Why did you choose a career in copywriting and how did you get into it?
In my 20s, I spent a year living and teaching in Barcelona. When I came back to London, I was resolved to find some way I could make a living by writing.
A friend had made a short film and I went to the screening, where I met one of his friends who worked for a digital learning agency. He asked what I did, and I was busy doing myself down, telling him what a patchwork my CV was, when I mentioned in passing that I’d taught English in Spain and was looking for a writing job.
He said that was funny because his agency was building an online platform for kids learning Spanish and they were looking for writers. We swapped emails, and I was persistent about keeping in touch. That became my first content writing contract.
What work are you most proud of?
2 things. I wrote the copy for a series of posters and booklets for the charity Maggie’s that I’m really proud of. Cancer is a difficult subject to write about. I had to tread the line between being honest and straightforward, and kind and sensitive. I feel I did a good job with that.
I was Content Editor at JustGiving for 2 years, before I went freelance. I helped establish the friendly, supportive, consistent tone of voice that became integral to that brand. We had a great team of people there, dedicated to creating a great user experience. Proud of that too.
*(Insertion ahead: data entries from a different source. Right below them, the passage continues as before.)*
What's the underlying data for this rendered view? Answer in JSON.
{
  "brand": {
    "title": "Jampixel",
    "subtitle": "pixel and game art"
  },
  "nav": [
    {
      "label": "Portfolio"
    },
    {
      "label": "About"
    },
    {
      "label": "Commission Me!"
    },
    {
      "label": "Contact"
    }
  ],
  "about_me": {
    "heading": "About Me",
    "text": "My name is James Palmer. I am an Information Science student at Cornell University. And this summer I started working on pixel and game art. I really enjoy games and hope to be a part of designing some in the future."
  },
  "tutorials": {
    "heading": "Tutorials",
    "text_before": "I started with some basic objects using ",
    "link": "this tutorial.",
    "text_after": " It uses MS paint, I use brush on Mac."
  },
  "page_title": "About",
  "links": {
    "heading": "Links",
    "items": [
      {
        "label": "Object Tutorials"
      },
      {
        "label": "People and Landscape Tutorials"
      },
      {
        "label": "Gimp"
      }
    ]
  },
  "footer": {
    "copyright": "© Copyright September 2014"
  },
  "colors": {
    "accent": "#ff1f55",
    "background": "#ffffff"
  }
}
What piece of copy do you really wish you’d written?
‘Snap, crackle and pop’ is pretty good. So is ‘If you like a lot of chocolate on your biscuit, join our club!’ (Shout out to #ContentClubUK – the weekly gathering of content writers and biscuit lovers on Twitter)
What do you do if you hit a bit of writer’s block?
For me, that’s normally a result of being tired or distracted. I have a couple of alternatives. If I’ve got time, I’ll take a break, and often go out for a walk to shift my perspective.
If I’ve got a tight deadline, I’ll power through by brainstorming lines or ideas on a big piece of paper. Everything is allowed – get them all out, no matter how silly or rubbish. Keep going till I’ve filled the page.
There will always be one or two versions that are better than the others, that I can either use as they are, or take as starting points to build on. That usually gets things flowing.
What are your favourite and least favourite writing-related tasks?
Favourite: coming up with ideas for headlines. Trying to beat my own top scores on CoSchedule’s Headline Analyzer is a fun game. The challenge of writing pithy, short copy online.
Least favourite: incorporating clients’ feedback, particularly if I can’t talk it through with them in person. Asking clients to add comments to a Word doc, rather than using track changes, has helped improve feedback and communication in the past. It can help us get to the root of what the client wants, before diving into suggested improvements.
Any copywriting pet hates?
I cannot stand the word ‘impactful’. It has no impact! I understand why people want to use it – they want to describe something that makes an impact. But that word does the exact opposite. Say it aloud. It ends on a swallowed syllable.
Even saying something ‘makes an impact’ is an improvement. It’s the power of verbs and nouns. And something to do with plosives and fricatives. I’d need to do some more research into types of consonant sounds to give a full lesson on it!
What’s the best piece of career advice you’ve been given?
My dad used to remind me, “life’s a marathon, not a sprint”. My career has definitely been more marathon than sprint. There have been stages to it. Stages where I’d take on almost anything, didn’t charge enough, took on too much work, loved what I was doing, felt super confident, doubted myself, thought about career changes.
I hit a wall with copywriting a few years ago, and took a year out, to focus on writing fiction. Now I’ve got 2 draft novels that I’m editing, and I’ve come back to copywriting refreshed and energised, happy to be doing it again.
What advice would you give to people starting out on a copywriting career?
Talk to other copywriters, online and in-person too, if possible. It’s been the conversations I’ve had with other copywriters on the phone, on Zoom and in cafes that have been the most helpful and meaningful. But most of those people I first came into contact with on Twitter.
Once you get on friendly terms with a few people, it’s easier to talk about things you’re stuck with or not sure about, and you normally find other people are in the same boat. It can help you feel a whole lot better about work and life to know you’re not alone.
Why do you find ProCopywriters membership useful?
First of all, the fact that ProCopywriters exists is great. When I went freelance in 2010, Tom Albrighton was co-founding the ProCopywriters Network, which evolved over the years into the ProCopywriters we know today.
Back in my early freelance days, there wasn’t much sense of a community of freelance copywriters, but there really is now, and ProCopywriters has played an important part in fostering that. It also gathers and publishes the supremely helpful information on rates and pricing that so many of us rely on.
Being able to put the ProCopywriters logo on my website was really helpful. For me, it’s a sign that I’m backed by this professional organisation, and that serves to inspire respect and trust in me as a professional.